Education policy in the state comes from the 17-member state board of Regents who are appointed by the Legislature.  However, the governor and lawmakers are the ones to pass the state budget that includes funding for education.  Currently, education spending is at $21.8 billion in the state.

The state adopted the Common Core standards in 2010 after gaining a $700 million federal Race to the Top education grant under then-Governor David Paterson.  Cuomo came into office the following year, and the first round of testing under the new standards began shortly after that in 2013.

A drop in scoring was seen following the first round of new testing, with only 33.1% of third through eighth graders passing the English Language Arts exam that year compared to 55.1% under the previous exam.  The drop caused increased anger among parents and students, who began to make their opposition to the standards publicly known.

In the meantime, Cuomo has continued to publicly support the standards, which are designed to help students prepare for college and life beyond through an emphasis on problem-solving skills rather than simple memorization.  He even helped pass legislation that would not allow schools to place students in certain classes based solely on Common Core test results through this academic year.

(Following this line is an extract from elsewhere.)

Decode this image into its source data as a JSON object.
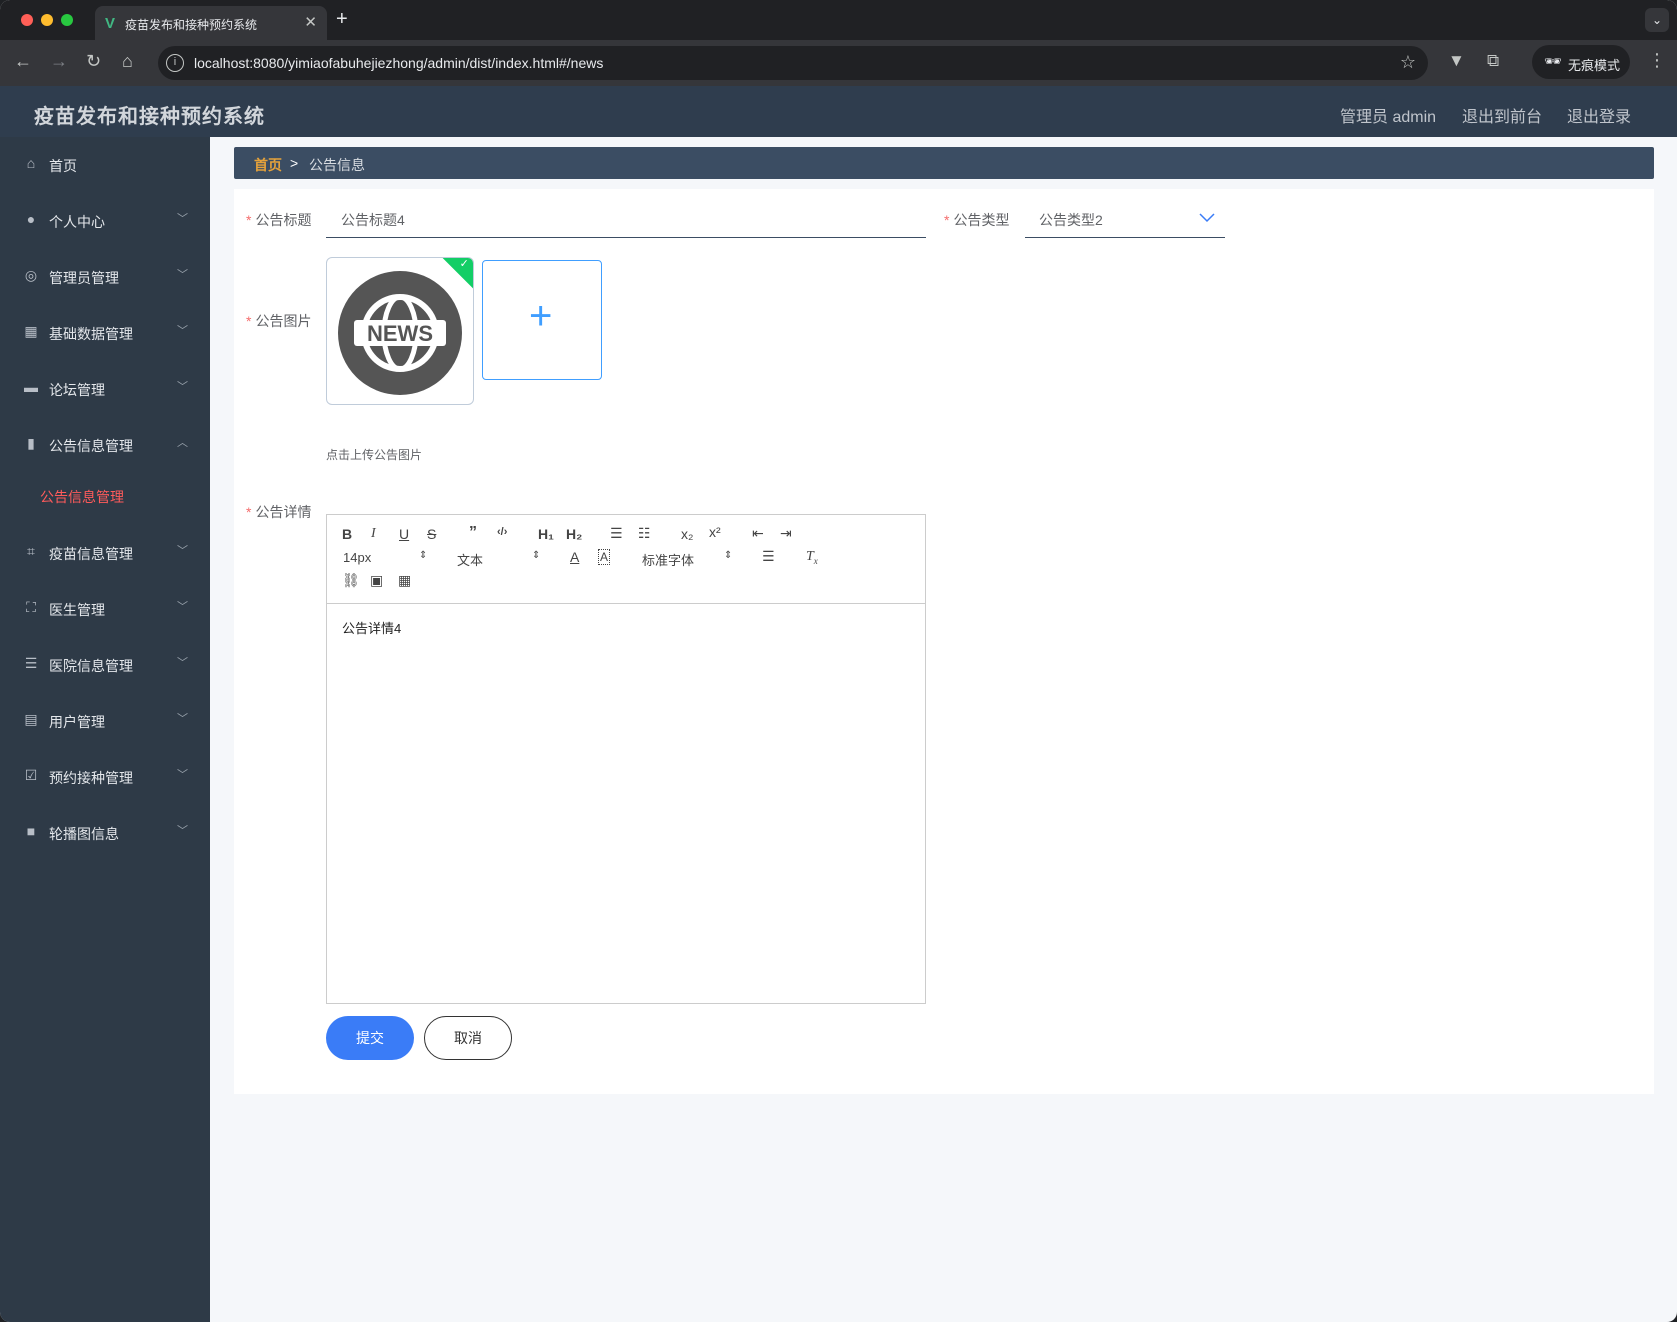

He is also involved in a bill that would prevent teachers from being reprimanded based only on their student’s test scores, although he has not signed it yet.

According to Cuomo, more still needs to be done to link test results with school funding, stating in a new education-based TV ad that he wants “not to use Common Core scores for at least five years, and then only if our children are ready.”

“We’re now saying to the public education system: You have to perform, and you’re not just going to get funded for process,” Cuomo told reporters Wednesday in Albany. “You’re going to get funded for performance. That is a big deal, and that is a big shift when you’ve had a public monopoly since its existence.”

Opponent Rob Astorino, on the other hand, is showing his support for the parents who oppose the standards.  He recently submitted thousands of petition signatures in order to create the “Stop Common Core” ballot line for the upcoming election.

Astorino said he will put an end to the Common Core standards, replacing them with state-developed standards, although he has not said what those will be.

“Now we know what we’re getting into (with Common Core): a true experiment, an experiment where we may not get the answers for 10 or 15 years to see if it ever worked,” Astorino said when he unveiled his education plan last month. “And in the meantime, we’re subjecting a generation of kids to something they can never get back.”

Astorino would also like to see a change in how the state Board of Regents members and the state education commissioner are selected.

Currently, a majority vote is required of the 213 state lawmakers to place board members for a five-year term.  However, Democrats hold the majority at the moment, so they are able to place board members without the Republican vote.

Astorino would like to see the board hold 13 members, all of whom would be selected by voters, and have the education commissioner selected by the governor and then agreed upon by the Regents.  The Regents are currently the only ones involved in choosing the commissioner.

A recent poll from Siena College found 18% of New York voters believe education to be the top priority at this year’s election, trailing behind taxes (25%) and jobs (29%).